11/01/2018 11:07 GMT | Updated 11/01/2018 11:07 GMT

To Negotiate With The EU, Britain Must Show Competence And Emotional Intelligence

So far the Government’s approach to Brexit negotiations has involved a considerable amount of threats and complaints

Luke MacGregor / Reuters

The UK Government’s approach to the Brexit negotiations has involved a considerable amount of threats and complaints. The latest was David Davis’ warning that there will be ‘thunder and lighting’ in the next negotiating phase and his outrage at the EU preparations for the eventuality of a no-deal.

As all negotiators know, trade negotiations are about trust not about threats and complaints. They resemble a dance not a boxing match, as they are not about enemies but about friends. Countries decide freely to engage into trade agreements precisely because they see each other as allies. Thus, negotiations require technical competence, a candid understanding of the strengths and weaknesses of the parties and an ability to compromise. But they require a good sense of timing and choreography, and plenty of empathy.

Trade negotiating teams are often organised as a pyramid: at the bottom there are the technical experts on a myriad of complex tariff arrangements, rules of origin, type approvals, detailed regulations and the like.  They deal with the unglamorous but hugely important technical side. Trade negotiators look at them as ‘their nightmare’, as they often come up with problems which are not only difficult to solve, but also in most cases almost impossible to understand.

On top of them come the trade negotiators, often organised in two or three levels to give themselves margin of manoeuvre to move issues backwards and forwards as need be. The negotiators are meant to find solutions, smooth technical problems and find specific deals across sectors that work in the interest of both sides.

At the very top there are the political masters, such as David Davis and Prime Minister Theresa May. Their role is to open up the negotiating space. They are meant to keep things cool and maintain a climate of trust at all times. They are the ones who create the positive momentum and keep negotiators (and the business community and general public) motivated towards an agreement.  They are also the ‘mechanism of last resort’: issues are escalated to be sorted by them when the negotiating teams get stuck.

It is precisely for this reason that the best negotiators and political masters rely heavily on charm, emotional intelligence and an ability to rise above petty squabbles. Over the years some like Mickey Kantor and Leon Brittan or Pascal Lamy and Bob Zellick struck up important friendships. Some like the sadly recently deceased Peter Sutherland, were universally liked. Others do not have such charm, but they all make an effort to get on with their opposite numbers - not only because that is the courteous thing to do, but because that is after all what they are there for.

Negotiations require technical competence, a candid understanding of the strengths and weaknesses of the parties and an ability to compromise.
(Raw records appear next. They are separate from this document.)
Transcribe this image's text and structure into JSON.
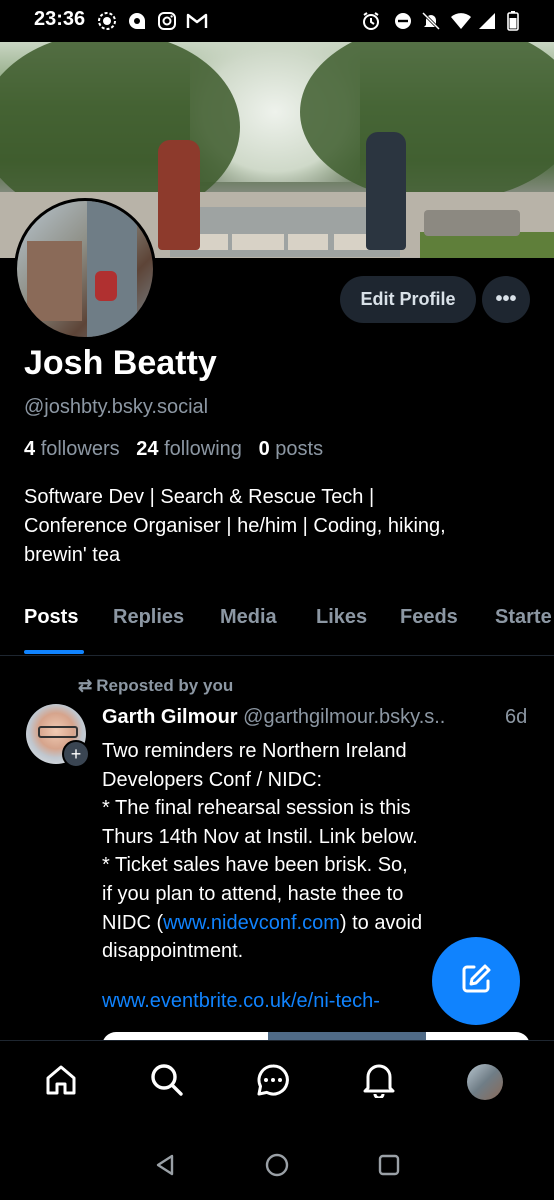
{
  "status_bar": {
    "time": "23:36",
    "left_icons": [
      "signal-messenger-icon",
      "chat-bubble-icon",
      "instagram-icon",
      "gmail-icon"
    ],
    "right_icons": [
      "alarm-icon",
      "do-not-disturb-icon",
      "bell-off-icon",
      "wifi-icon",
      "cellular-signal-icon",
      "battery-icon"
    ]
  },
  "profile": {
    "display_name": "Josh Beatty",
    "handle": "@joshbty.bsky.social",
    "followers_count": "4",
    "followers_label": "followers",
    "following_count": "24",
    "following_label": "following",
    "posts_count": "0",
    "posts_label": "posts",
    "bio_line1": "Software Dev | Search & Rescue Tech |",
    "bio_line2": "Conference Organiser | he/him | Coding, hiking,",
    "bio_line3": "brewin' tea",
    "edit_profile_label": "Edit Profile",
    "more_label": "•••"
  },
  "tabs": [
    {
      "label": "Posts",
      "active": true
    },
    {
      "label": "Replies",
      "active": false
    },
    {
      "label": "Media",
      "active": false
    },
    {
      "label": "Likes",
      "active": false
    },
    {
      "label": "Feeds",
      "active": false
    },
    {
      "label": "Starte",
      "active": false
    }
  ],
  "post": {
    "repost_label": "Reposted by you",
    "author": "Garth Gilmour",
    "author_handle": "@garthgilmour.bsky.s..",
    "time": "6d",
    "line1": "Two reminders re Northern Ireland",
    "line2": "Developers Conf /  NIDC:",
    "line3": "* The final rehearsal session is this",
    "line4": "Thurs 14th Nov at Instil. Link below.",
    "line5": "* Ticket sales have been brisk. So,",
    "line6": "if you plan to attend, haste thee to",
    "line7_pre": "NIDC (",
    "line7_link": "www.nidevconf.com",
    "line7_post": ") to avoid",
    "line8": "disappointment.",
    "link_text": "www.eventbrite.co.uk/e/ni-tech-"
  },
  "bottom_nav": [
    "home-icon",
    "search-icon",
    "chat-icon",
    "notifications-icon",
    "profile-avatar"
  ],
  "colors": {
    "accent": "#1083fe",
    "muted_text": "#8c97a3",
    "button_bg": "#1e2630",
    "background": "#000000"
  }
}
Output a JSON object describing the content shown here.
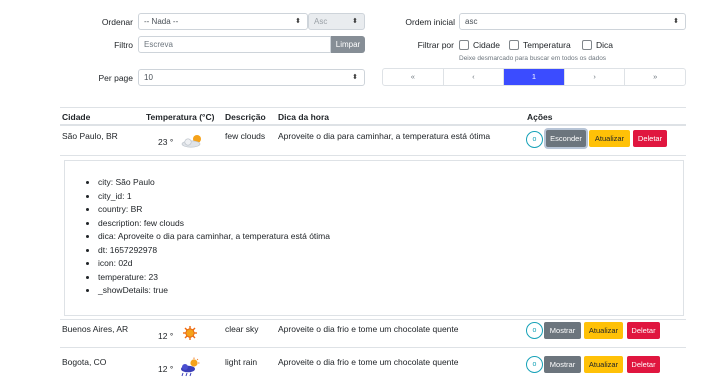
{
  "filters": {
    "ordenar_label": "Ordenar",
    "ordenar_value": "-- Nada --",
    "direction_value": "Asc",
    "ordem_inicial_label": "Ordem inicial",
    "ordem_inicial_value": "asc",
    "filtro_label": "Filtro",
    "filtro_placeholder": "Escreva",
    "limpar_label": "Limpar",
    "filtrar_por_label": "Filtrar por",
    "checkboxes": [
      "Cidade",
      "Temperatura",
      "Dica"
    ],
    "hint": "Deixe desmarcado para buscar em todos os dados",
    "per_page_label": "Per page",
    "per_page_value": "10"
  },
  "pagination": [
    "«",
    "‹",
    "1",
    "›",
    "»"
  ],
  "table": {
    "headers": [
      "Cidade",
      "Temperatura (°C)",
      "Descrição",
      "Dica da hora",
      "Ações"
    ],
    "rows": [
      {
        "city": "São Paulo, BR",
        "temp": "23 °",
        "icon": "few-clouds-icon",
        "description": "few clouds",
        "tip": "Aproveite o dia para caminhar, a temperatura está ótima",
        "toggle": "Esconder"
      },
      {
        "city": "Buenos Aires, AR",
        "temp": "12 °",
        "icon": "sun-icon",
        "description": "clear sky",
        "tip": "Aproveite o dia frio e tome um chocolate quente",
        "toggle": "Mostrar"
      },
      {
        "city": "Bogota, CO",
        "temp": "12 °",
        "icon": "rain-icon",
        "description": "light rain",
        "tip": "Aproveite o dia frio e tome um chocolate quente",
        "toggle": "Mostrar"
      }
    ],
    "circle_label": "o",
    "update_label": "Atualizar",
    "delete_label": "Deletar"
  },
  "details": [
    "city: São Paulo",
    "city_id: 1",
    "country: BR",
    "description: few clouds",
    "dica: Aproveite o dia para caminhar, a temperatura está ótima",
    "dt: 1657292978",
    "icon: 02d",
    "temperature: 23",
    "_showDetails: true"
  ],
  "colors": {
    "accent": "#3b4cff",
    "info": "#17a2b8",
    "warning": "#ffc107",
    "danger": "#e0163f",
    "secondary": "#6c757d"
  }
}
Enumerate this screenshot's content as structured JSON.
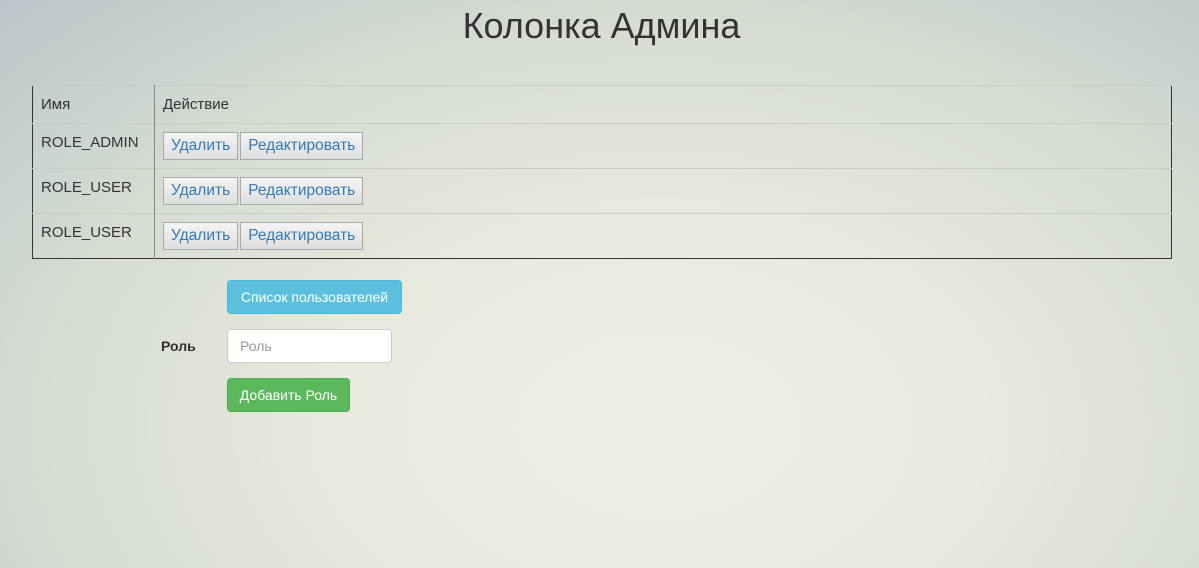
{
  "header": {
    "title": "Колонка Админа"
  },
  "table": {
    "columns": [
      "Имя",
      "Действие"
    ],
    "rows": [
      {
        "name": "ROLE_ADMIN",
        "delete_label": "Удалить",
        "edit_label": "Редактировать"
      },
      {
        "name": "ROLE_USER",
        "delete_label": "Удалить",
        "edit_label": "Редактировать"
      },
      {
        "name": "ROLE_USER",
        "delete_label": "Удалить",
        "edit_label": "Редактировать"
      }
    ]
  },
  "form": {
    "user_list_button": "Список пользователей",
    "role_label": "Роль",
    "role_input_value": "",
    "role_input_placeholder": "Роль",
    "add_role_button": "Добавить Роль"
  },
  "colors": {
    "info": "#5bc0de",
    "success": "#5cb85c",
    "link": "#337ab7"
  }
}
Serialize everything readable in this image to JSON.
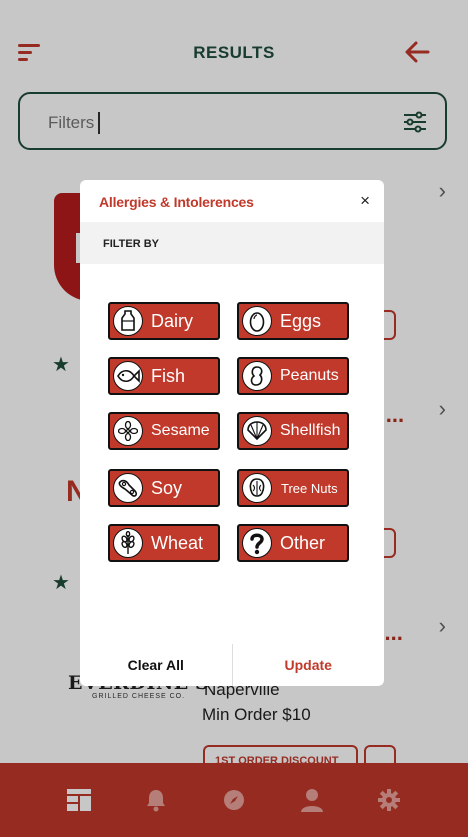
{
  "header": {
    "title": "RESULTS"
  },
  "filter": {
    "placeholder": "Filters"
  },
  "restaurants": [
    {
      "peek_name": "i ...",
      "logo_text": ""
    },
    {
      "peek_name": "ri ...",
      "logo_text": "N"
    },
    {
      "peek_name": "d ...",
      "logo_text": "EVERDINE'S",
      "logo_sub": "GRILLED CHEESE CO.",
      "location": "Naperville",
      "min_order": "Min Order $10",
      "badge": "1ST ORDER DISCOUNT"
    }
  ],
  "modal": {
    "title": "Allergies & Intolerences",
    "close_label": "×",
    "filter_by_label": "FILTER BY",
    "allergens": [
      {
        "label": "Dairy",
        "icon": "milk-bottle-icon"
      },
      {
        "label": "Eggs",
        "icon": "egg-icon"
      },
      {
        "label": "Fish",
        "icon": "fish-icon"
      },
      {
        "label": "Peanuts",
        "icon": "peanut-icon"
      },
      {
        "label": "Sesame",
        "icon": "sesame-icon"
      },
      {
        "label": "Shellfish",
        "icon": "shell-icon"
      },
      {
        "label": "Soy",
        "icon": "soy-icon"
      },
      {
        "label": "Tree Nuts",
        "icon": "tree-nut-icon"
      },
      {
        "label": "Wheat",
        "icon": "wheat-icon"
      },
      {
        "label": "Other",
        "icon": "question-icon"
      }
    ],
    "clear_label": "Clear All",
    "update_label": "Update"
  },
  "nav": [
    {
      "name": "home",
      "icon": "dashboard-icon"
    },
    {
      "name": "notifications",
      "icon": "bell-icon"
    },
    {
      "name": "explore",
      "icon": "compass-icon"
    },
    {
      "name": "profile",
      "icon": "user-icon"
    },
    {
      "name": "settings",
      "icon": "gear-icon"
    }
  ],
  "colors": {
    "brand_red": "#c0392b",
    "brand_green": "#1f4d3a"
  }
}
But they require a good sense of timing and choreography, and plenty of empathy

For all the UK Government threats and complaints about the EU, the EU’s political masters have, by and large, been on their best behaviour towards them. Michel Barnier kept his cool at the early press conferences even when at times it was obvious that David Davis had not mastered his brief; there is radio silence at official level in Brussels about May’s lack of empathy and flexibility; and most EU top officials and Heads of State dutifully gave her public praise when the “first phase” deal on the exit terms was achieved, even though they all knew that she had not secured a single concession from them.

Now that the second phase of the negotiations is about to be launched it is crucial that provocative remarks and threats are put aside. Especially since there is important substance to be discussed.

These are the kinds of things that the UK Government and the Brexit Secretary could usefully be doing right now to open up valuable negotiating space:  he and the Prime Minister could be asking all EU Heads of a State for a ‘Gentleman’s Agreement’ before the trade negotiations formally start so that the EU makes a good-will commitment not to block a British request for more negotiating time if this is actually needed in 2019. He could also be challenging the EU to set out clearly why it isn’t possible for the UK to participate in the EU Single Market on a sectoral basis when the EU has accepted the principle that the Single Market can be broken down per sector in the agreements with Switzerland. He could be trying to convince the UK Cabinet that in priority business sectors the UK should allow for ring-fenced referrals to the European Court of Justice, a possibility that the Government recognized in writing already in August 2017 and which could open up Single Market conditions for those sectors. He could be advocating UK membership of the customs union since that would not stop Liam Fox negotiating with non-EU countries on services, which is where the UK trade interests with third countries are. Last, he could be asking Fox to stop posturing with Pacific countries and ensure that the UK has deals in place with those countries who use the so-called “Pan-Euro-Mediterranean” agreement for the cumulation of origin, without which those who export goods manufactured in the UK could be heavily penalized. 

These are just a few suggestions, but there are many more. None of this is rocket science, but just common sense. Every year dozens of governments across the world negotiate with each other competently and with emotional intelligence. It would be great if Theresa May’s government made an effort to be one of them.

Miriam González Durántez is a partner of international law firm Dechert LLP where she is co-chair of the firm’s International Trade and Government Regulation practice. She previously served seven years as a Senior Member of the Cabinet for EU External Relations Commissioners Chris Patten and Benita Ferrero-Waldner